Charisma isn’t the only model we have for deciding how and when and which political emotions are legitimate, although it’s easily the most familiar. The hierarchical structure is hard to escape. In postwar West Germany, elected officials and academics–determined to avoid another Hitler–embraced constitutional patriotism, or Verfassungspatriotismus. Philosophers like Jürgen Habermas wondered if citizens couldn’t find a safer and more worthy object of their strong feelings: not a great personality, but rather the liberal state, the democratic constitution, the idea of public reasoning itself. Transfer your enthusiasm to the procedures, not the person.

It’s also possible for us to direct our political feelings horizontally: not to heroes or abstract principles, but toward one another.
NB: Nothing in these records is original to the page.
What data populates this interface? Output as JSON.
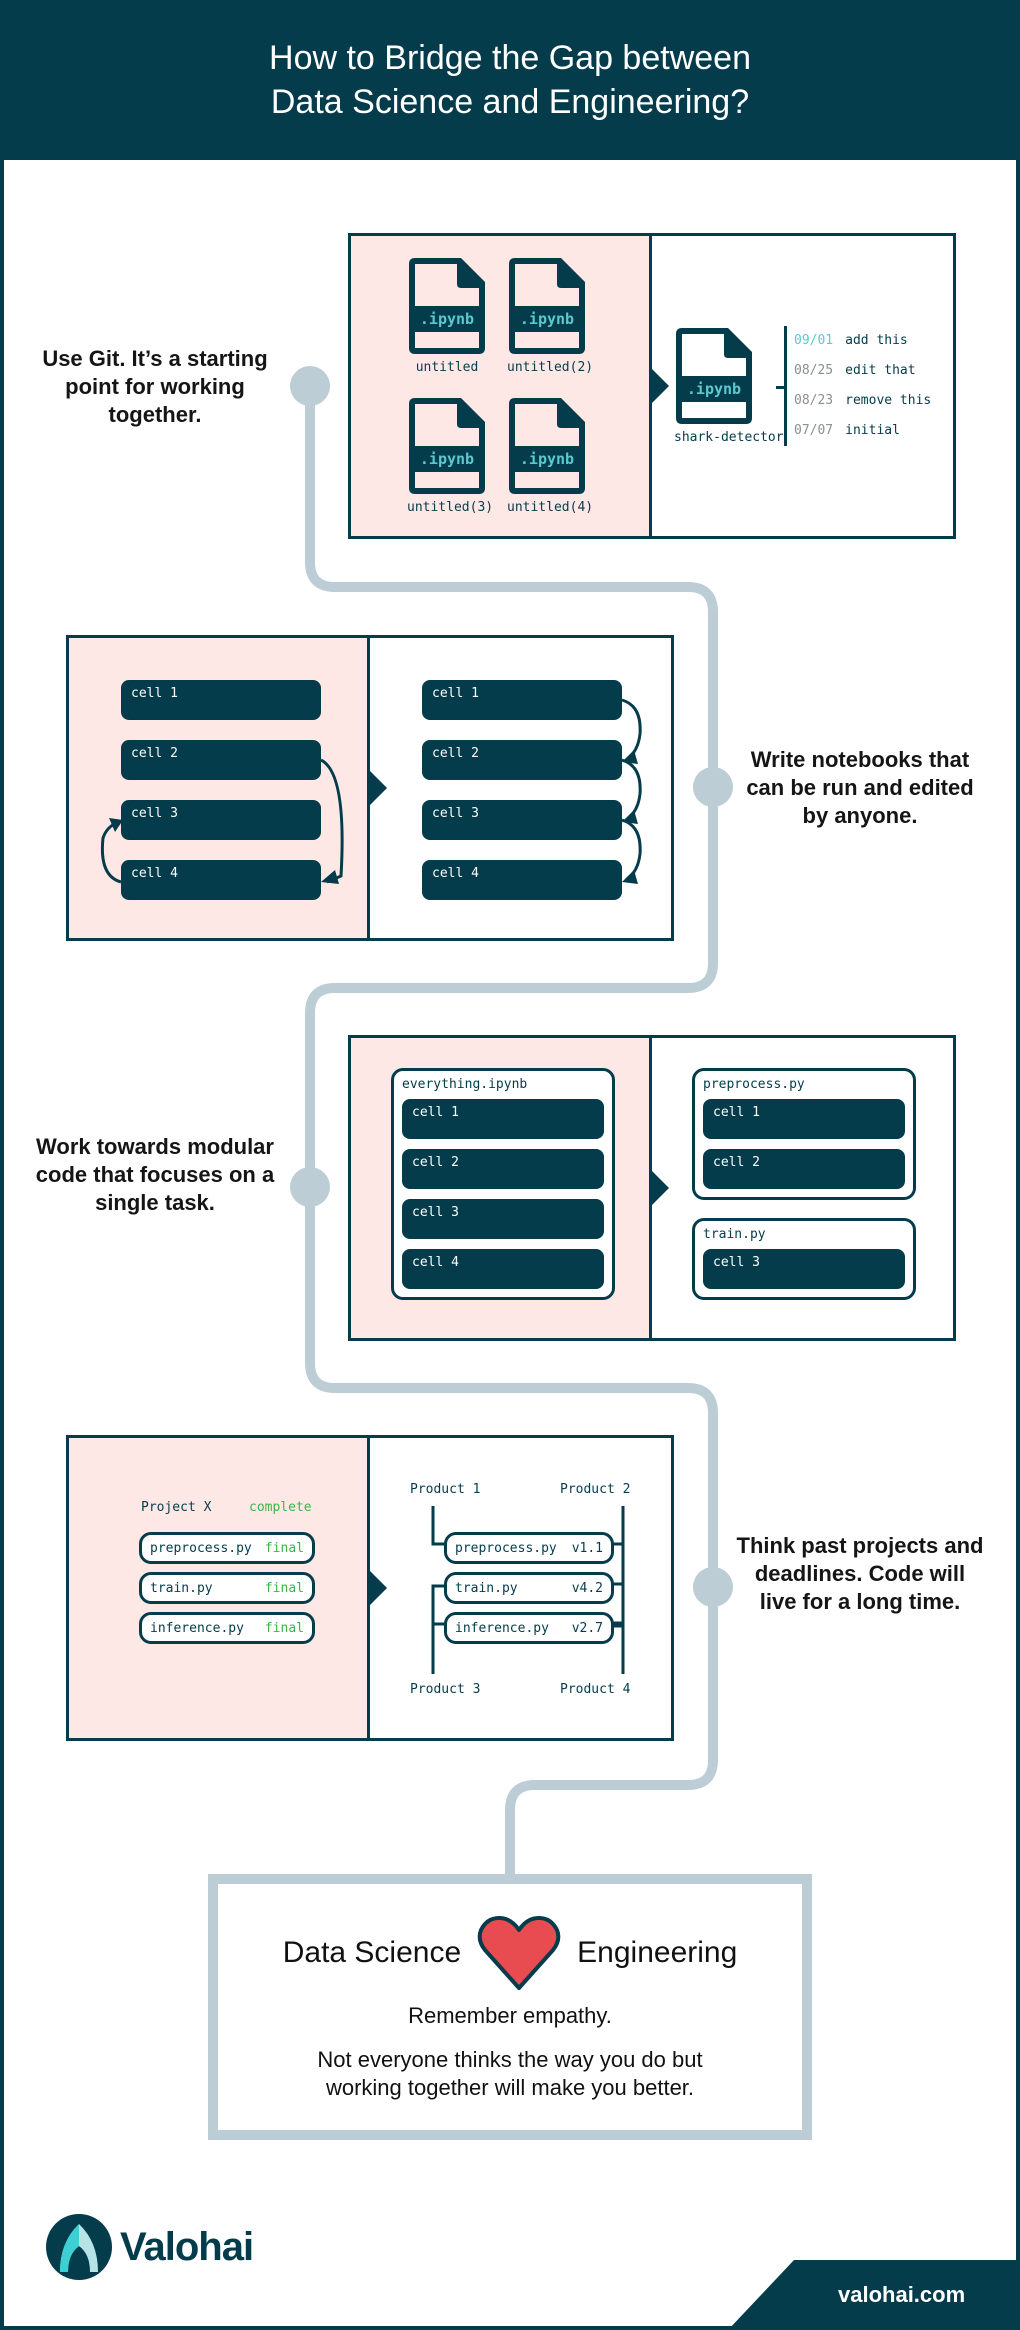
{
  "header": {
    "title_line1": "How to Bridge the Gap between",
    "title_line2": "Data Science and Engineering?"
  },
  "colors": {
    "primary": "#043c4b",
    "panel_pink": "#fde8e6",
    "path": "#bdcdd6",
    "accent_cyan": "#5cc8d0",
    "status_green": "#3cb54a",
    "heart": "#e84c51"
  },
  "steps": [
    {
      "text": "Use Git. It’s a starting point  for working together.",
      "before": {
        "files": [
          {
            "ext": ".ipynb",
            "name": "untitled"
          },
          {
            "ext": ".ipynb",
            "name": "untitled(2)"
          },
          {
            "ext": ".ipynb",
            "name": "untitled(3)"
          },
          {
            "ext": ".ipynb",
            "name": "untitled(4)"
          }
        ]
      },
      "after": {
        "file": {
          "ext": ".ipynb",
          "name": "shark-detector"
        },
        "commits": [
          {
            "date": "09/01",
            "message": "add this",
            "highlight": true
          },
          {
            "date": "08/25",
            "message": "edit that",
            "highlight": false
          },
          {
            "date": "08/23",
            "message": "remove this",
            "highlight": false
          },
          {
            "date": "07/07",
            "message": "initial",
            "highlight": false
          }
        ]
      }
    },
    {
      "text": "Write notebooks that can be run and edited by anyone.",
      "before": {
        "cells": [
          "cell 1",
          "cell 2",
          "cell 3",
          "cell 4"
        ]
      },
      "after": {
        "cells": [
          "cell 1",
          "cell 2",
          "cell 3",
          "cell 4"
        ]
      }
    },
    {
      "text": "Work towards modular code that focuses on a single task.",
      "before": {
        "notebook": "everything.ipynb",
        "cells": [
          "cell 1",
          "cell 2",
          "cell 3",
          "cell 4"
        ]
      },
      "after": {
        "modules": [
          {
            "name": "preprocess.py",
            "cells": [
              "cell 1",
              "cell 2"
            ]
          },
          {
            "name": "train.py",
            "cells": [
              "cell 3"
            ]
          }
        ]
      }
    },
    {
      "text": "Think past projects and deadlines. Code will live for a long time.",
      "before": {
        "project": "Project X",
        "project_status": "complete",
        "files": [
          {
            "name": "preprocess.py",
            "status": "final"
          },
          {
            "name": "train.py",
            "status": "final"
          },
          {
            "name": "inference.py",
            "status": "final"
          }
        ]
      },
      "after": {
        "products": [
          "Product 1",
          "Product 2",
          "Product 3",
          "Product 4"
        ],
        "files": [
          {
            "name": "preprocess.py",
            "version": "v1.1"
          },
          {
            "name": "train.py",
            "version": "v4.2"
          },
          {
            "name": "inference.py",
            "version": "v2.7"
          }
        ]
      }
    }
  ],
  "conclusion": {
    "left": "Data Science",
    "right": "Engineering",
    "icon": "heart-icon",
    "line1": "Remember empathy.",
    "line2a": "Not everyone thinks the way you do but",
    "line2b": "working together will make you better."
  },
  "footer": {
    "brand": "Valohai",
    "url": "valohai.com"
  }
}
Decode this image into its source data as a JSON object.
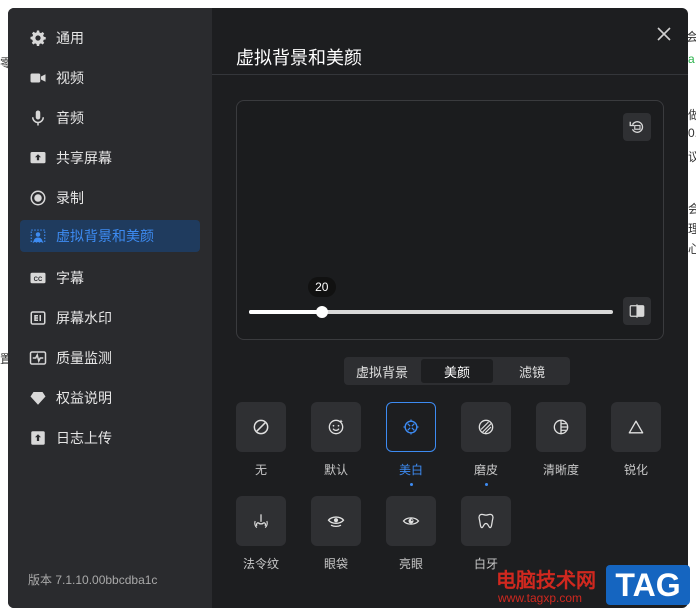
{
  "background": {
    "fragments": [
      "会议",
      "a",
      "零",
      "做",
      "0.",
      "议",
      "会",
      "理",
      "心",
      "置"
    ]
  },
  "sidebar": {
    "items": [
      {
        "label": "通用",
        "icon": "gear-icon"
      },
      {
        "label": "视频",
        "icon": "video-camera-icon"
      },
      {
        "label": "音频",
        "icon": "microphone-icon"
      },
      {
        "label": "共享屏幕",
        "icon": "share-screen-icon"
      },
      {
        "label": "录制",
        "icon": "record-icon"
      },
      {
        "label": "虚拟背景和美颜",
        "icon": "virtual-background-icon"
      },
      {
        "label": "字幕",
        "icon": "caption-icon"
      },
      {
        "label": "屏幕水印",
        "icon": "watermark-icon"
      },
      {
        "label": "质量监测",
        "icon": "pulse-icon"
      },
      {
        "label": "权益说明",
        "icon": "diamond-icon"
      },
      {
        "label": "日志上传",
        "icon": "upload-icon"
      }
    ],
    "active_index": 5,
    "version": "版本 7.1.10.00bbcdba1c"
  },
  "main": {
    "title": "虚拟背景和美颜",
    "slider": {
      "value": "20",
      "fraction": 0.2
    }
  },
  "tabs": {
    "items": [
      "虚拟背景",
      "美颜",
      "滤镜"
    ],
    "active_index": 1
  },
  "effects": [
    {
      "label": "无",
      "icon": "none-icon"
    },
    {
      "label": "默认",
      "icon": "default-face-icon"
    },
    {
      "label": "美白",
      "icon": "whitening-icon",
      "selected": true,
      "dot": true
    },
    {
      "label": "磨皮",
      "icon": "smoothing-icon",
      "dot": true
    },
    {
      "label": "清晰度",
      "icon": "clarity-icon"
    },
    {
      "label": "锐化",
      "icon": "sharpen-icon"
    },
    {
      "label": "法令纹",
      "icon": "nasolabial-icon"
    },
    {
      "label": "眼袋",
      "icon": "eye-bag-icon"
    },
    {
      "label": "亮眼",
      "icon": "bright-eye-icon"
    },
    {
      "label": "白牙",
      "icon": "tooth-icon"
    }
  ],
  "watermark": {
    "site": "电脑技术网",
    "url": "www.tagxp.com",
    "tag": "TAG"
  },
  "colors": {
    "accent": "#3d8bf2",
    "dialog_bg": "#1d1e20",
    "sidebar_bg": "#2a2b2e",
    "active_bg": "#1f3b5e"
  }
}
Writing during Reconstruction in 1871, for instance, Walt Whitman argued that the most essential ingredient for democracy was a feeling of “intense and loving comradeship, the personal and passionate attachment of man to man.” He sought a kind of political friendship among citizens that was “fond and loving, pure and sweet, strong and lifelong.” Whitman was an admirer of Abraham Lincoln, surely as close to Bell’s ideal charismatic democrat as it’s possible to imagine, but it was these lateral emotions that the poet thought “more weighty than the engines there in the great factories, or the granite blocks in their foundations.”

Solidarity and compassion and friendship and mutual concern—these are universal feelings that flourish among equals, no superhuman inspiration needed. They connect us crossways, not as subordinates. The most crucial difference, though, is that social democratic emotions like these tend to be expressed as habits more than grand gestures or effusive declarations. Democracy, of course, is supposed to be habitual, too.

During his 2020 campaign for the Democratic nomination, Bernie Sanders regularly asked his supporters “to fight for someone you don’t know.” He was calling for American voters to extend their circles of care, to feel emotionally invested in the welfare of fellow citizens they might never meet. The Covid-19 months have made this all much clearer. Faced with true catastrophe, neighborhoods and communities have fallen back on each other. Expressions of gratitude and concern, not for leaders but for healthcare personnel and essential workers, are now colorfully chalked on sidewalks and bannered on garage doors. To the extent that new charismatic leaders have emerged as focal points of our many pandemic feelings, they are women like Bonnie Henry, the provincial health officer of British Columbia, or Jacinda Ardern, the prime minister of New Zealand—figures who use their platforms to strengthen feelings of solidarity among citizens, asking people to be kind and caring and collaborative. They are guiding us, like Sanders, beyond charisma to alternate ways of feeling democratic.

How to make political charisma work for democracy, then, might be the wrong question to ask. The more exhilarating questions are these: If we invented charismatic leadership at a specific moment in human history, can’t we uninvent it? Shouldn’t we?